Your objective:
Your result should be the lines holding the word "Management", copied from the entries below.

______________________________

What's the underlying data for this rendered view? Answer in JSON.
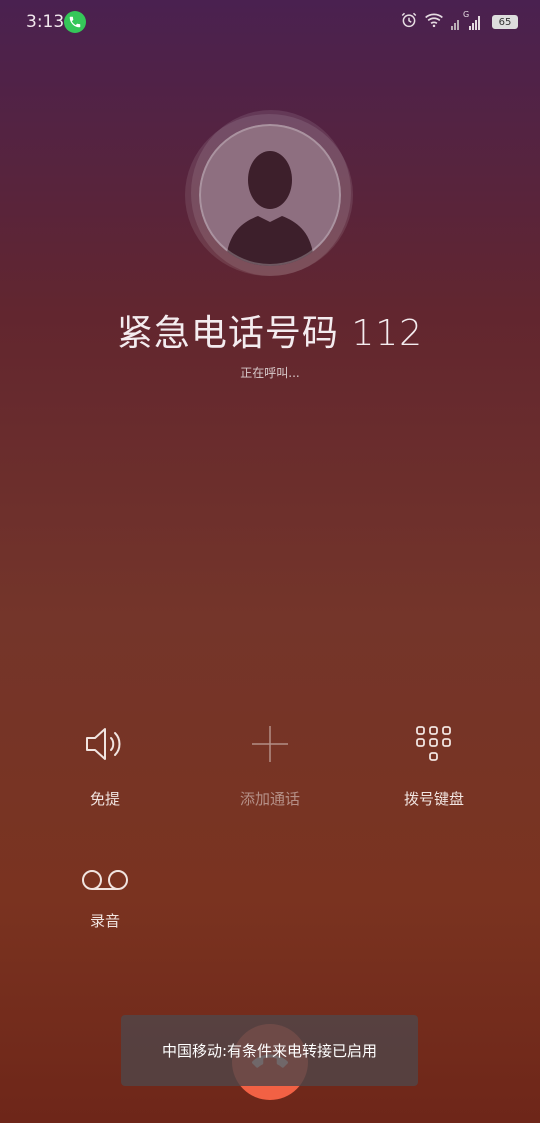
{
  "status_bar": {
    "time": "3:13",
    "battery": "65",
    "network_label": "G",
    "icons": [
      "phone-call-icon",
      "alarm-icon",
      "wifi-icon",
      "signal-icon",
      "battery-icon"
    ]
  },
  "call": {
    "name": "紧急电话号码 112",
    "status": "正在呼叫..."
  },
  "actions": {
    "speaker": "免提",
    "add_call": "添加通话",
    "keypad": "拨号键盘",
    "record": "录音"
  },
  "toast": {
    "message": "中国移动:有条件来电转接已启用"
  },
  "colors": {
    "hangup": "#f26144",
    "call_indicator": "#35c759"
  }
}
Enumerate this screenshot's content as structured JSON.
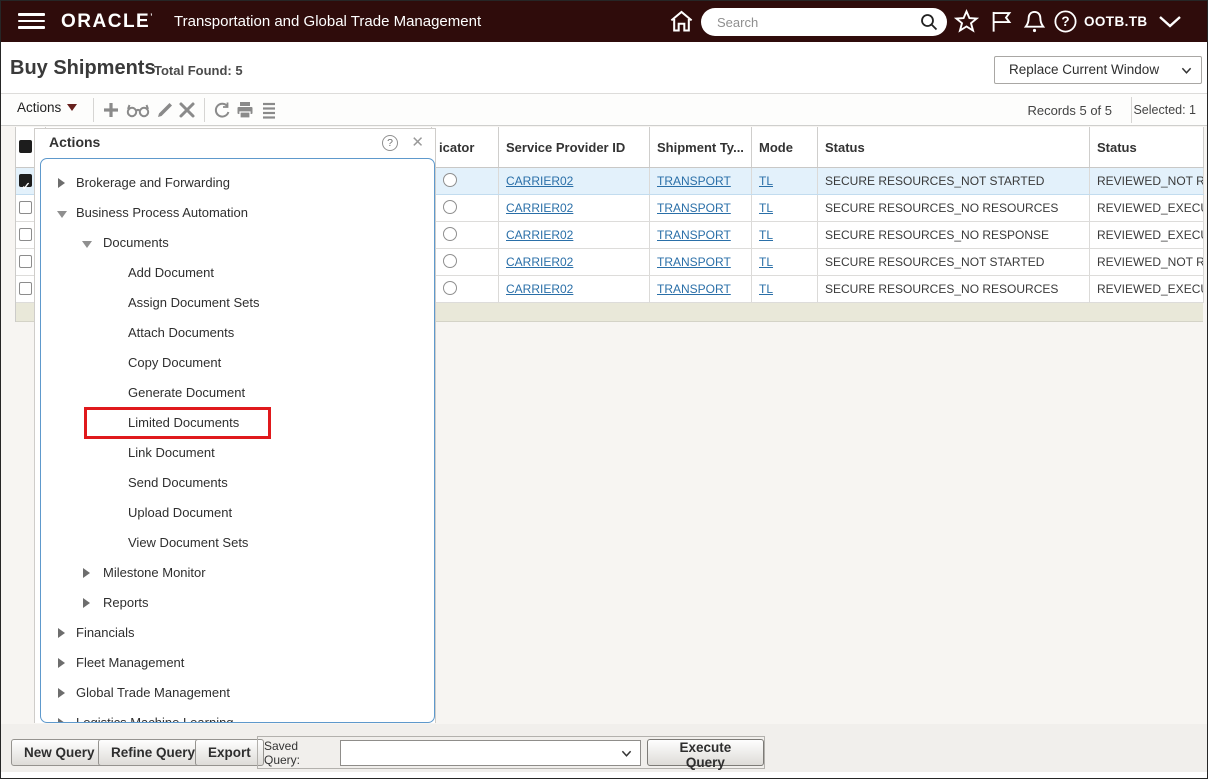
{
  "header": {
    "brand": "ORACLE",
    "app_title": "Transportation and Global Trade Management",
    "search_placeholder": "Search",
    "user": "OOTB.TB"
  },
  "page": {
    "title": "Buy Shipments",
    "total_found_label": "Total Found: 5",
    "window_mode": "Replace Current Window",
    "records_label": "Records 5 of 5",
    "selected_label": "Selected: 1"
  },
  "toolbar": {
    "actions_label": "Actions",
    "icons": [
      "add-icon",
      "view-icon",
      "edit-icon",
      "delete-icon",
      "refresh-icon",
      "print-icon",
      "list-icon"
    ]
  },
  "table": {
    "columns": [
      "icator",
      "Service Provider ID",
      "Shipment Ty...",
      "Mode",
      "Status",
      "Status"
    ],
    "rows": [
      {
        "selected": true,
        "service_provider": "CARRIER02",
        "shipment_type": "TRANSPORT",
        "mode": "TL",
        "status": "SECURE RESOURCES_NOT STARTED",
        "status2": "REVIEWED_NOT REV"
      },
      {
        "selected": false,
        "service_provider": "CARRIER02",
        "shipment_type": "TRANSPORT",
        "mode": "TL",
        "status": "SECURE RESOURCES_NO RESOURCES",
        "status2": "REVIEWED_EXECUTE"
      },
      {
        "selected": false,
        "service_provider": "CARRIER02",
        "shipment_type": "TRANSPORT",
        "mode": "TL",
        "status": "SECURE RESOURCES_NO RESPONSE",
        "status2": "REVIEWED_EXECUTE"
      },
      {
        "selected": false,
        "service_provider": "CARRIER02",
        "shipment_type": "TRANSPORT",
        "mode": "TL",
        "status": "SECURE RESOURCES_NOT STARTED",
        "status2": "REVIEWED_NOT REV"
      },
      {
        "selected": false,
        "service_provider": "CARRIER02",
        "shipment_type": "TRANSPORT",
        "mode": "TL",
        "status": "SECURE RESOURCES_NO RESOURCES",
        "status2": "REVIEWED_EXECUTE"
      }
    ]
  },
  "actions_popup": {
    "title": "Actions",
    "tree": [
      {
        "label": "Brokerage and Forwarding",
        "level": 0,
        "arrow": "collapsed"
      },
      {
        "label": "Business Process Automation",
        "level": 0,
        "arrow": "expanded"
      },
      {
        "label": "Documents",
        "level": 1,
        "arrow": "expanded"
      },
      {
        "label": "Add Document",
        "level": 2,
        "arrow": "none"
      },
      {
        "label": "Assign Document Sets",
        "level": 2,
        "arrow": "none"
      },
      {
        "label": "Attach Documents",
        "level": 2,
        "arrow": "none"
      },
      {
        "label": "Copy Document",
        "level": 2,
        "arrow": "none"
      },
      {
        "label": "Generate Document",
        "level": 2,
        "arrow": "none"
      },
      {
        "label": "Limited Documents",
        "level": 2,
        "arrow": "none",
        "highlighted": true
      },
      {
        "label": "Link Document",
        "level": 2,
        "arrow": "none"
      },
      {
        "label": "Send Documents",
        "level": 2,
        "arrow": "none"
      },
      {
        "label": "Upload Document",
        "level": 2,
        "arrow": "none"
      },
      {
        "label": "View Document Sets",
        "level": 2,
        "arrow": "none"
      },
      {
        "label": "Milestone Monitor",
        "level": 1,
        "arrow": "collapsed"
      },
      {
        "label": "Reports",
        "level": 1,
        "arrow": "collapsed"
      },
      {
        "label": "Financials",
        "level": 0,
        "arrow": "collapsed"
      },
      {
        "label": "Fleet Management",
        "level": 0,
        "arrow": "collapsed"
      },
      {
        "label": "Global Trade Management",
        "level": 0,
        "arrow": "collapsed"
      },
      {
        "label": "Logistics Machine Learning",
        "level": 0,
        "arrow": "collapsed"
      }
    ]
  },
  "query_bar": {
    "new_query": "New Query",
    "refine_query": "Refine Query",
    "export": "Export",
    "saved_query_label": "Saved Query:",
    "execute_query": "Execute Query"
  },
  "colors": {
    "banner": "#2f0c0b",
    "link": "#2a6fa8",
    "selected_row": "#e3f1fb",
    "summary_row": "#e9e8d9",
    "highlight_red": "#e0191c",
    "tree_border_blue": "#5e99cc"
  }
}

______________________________

Answer:
    "app_title": "Transportation and Global Trade Management",
        "label": "Fleet Management",
        "label": "Global Trade Management",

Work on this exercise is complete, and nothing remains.